Disillusioned with the answers I found, I continued trying to devote my life to loving and serving God and my neighbor, while having sex outside of marriage. I saw no conflict there. One had nothing to do with the other. Abstinence only began to make sense once I realized, by the grace of God, that the two actually have everything to do with each other.

One night, a friend mentioned how impressed she was that I could shrug guys off after spending a few nights with them. I didn't know how to respond. This didn't feel like something I should be proud of. I was sleeping with guys and I could shrug them off because I had no feelings for them. I did not love them. Fine. But it was more than that. I realized that I was not caring for them, for their whole personhood, body and soul. I was not treating them like a brother in Christ. Rather, I was intentionally using them, their affection and their bodies, as a means to my end, which I wouldn’t do in any other circumstance (for instance, making a friend to increase my popularity or to spend a day on their yacht). What I was doing suddenly felt wrong. And selfish.

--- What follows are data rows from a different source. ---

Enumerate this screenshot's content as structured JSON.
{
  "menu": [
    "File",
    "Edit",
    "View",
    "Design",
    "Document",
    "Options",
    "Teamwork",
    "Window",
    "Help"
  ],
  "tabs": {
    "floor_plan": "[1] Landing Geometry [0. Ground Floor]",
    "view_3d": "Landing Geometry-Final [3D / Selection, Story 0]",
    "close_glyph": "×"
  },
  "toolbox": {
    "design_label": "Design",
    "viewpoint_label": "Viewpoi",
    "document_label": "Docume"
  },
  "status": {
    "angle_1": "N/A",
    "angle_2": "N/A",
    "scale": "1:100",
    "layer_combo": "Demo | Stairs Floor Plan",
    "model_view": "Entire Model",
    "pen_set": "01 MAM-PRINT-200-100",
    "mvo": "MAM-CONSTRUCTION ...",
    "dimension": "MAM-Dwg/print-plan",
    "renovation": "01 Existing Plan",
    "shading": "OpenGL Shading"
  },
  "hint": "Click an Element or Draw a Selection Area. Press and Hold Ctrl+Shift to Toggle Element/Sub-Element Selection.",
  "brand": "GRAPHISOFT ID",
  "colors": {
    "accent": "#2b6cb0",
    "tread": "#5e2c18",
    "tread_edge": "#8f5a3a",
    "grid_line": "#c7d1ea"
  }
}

Around the same time, I realized that I wasn’t being fulfilled in the way I expected, after embracing the sexual freedom I had granted myself. The sex was exciting and often enjoyable, but my heart was hardened to any sort of lasting feelings. I was missing something. While I wasn't convinced that sex outside of marriage is always bad, I came to believe that it is not good enough. It is not fulfilling in the same way sex is within marriage, because the levels of connection and commitment are dramatically different. Of course I felt numb. I was so casually taking for granted something that God designed to be powerful and sacred. It’s like I was eating the Eucharist but thinking it was any old cracker.

I realized that I wasn’t being fulfilled in the way I expected, after embracing the sexual freedom I had granted myself.

There are other points that I now find convincing, too. God works on our hearts in such amazing ways. Exploring JPII's Theology of the Body and coming to understand marriage as sacrament has been extremely helpful. Being diagnosed with chlamydia and gonorrhea was an added deterrent. So were a few pregnancy scares; thinking about the life I want for my children, and knowing that’s one with a dad whose lovingly committed to mom.

I do feel a bit lied to. Chewed up and spat out by the brand of feminism that told me I needed sexual liberty to be a strong, independent woman. I don’t feel any stronger. I feel worn, confused, and kind of angry.

A month ago, I started seeing a guy who I ended up sleeping with. Chastity is hard. I feel like people don’t say that enough. But I finally believe that it’s worth it.

Pray for me.

Don't miss the Weekly Insight.

Delivered to your inbox every Friday, get the best insights we have on trending stories and who to read, watch, and follow.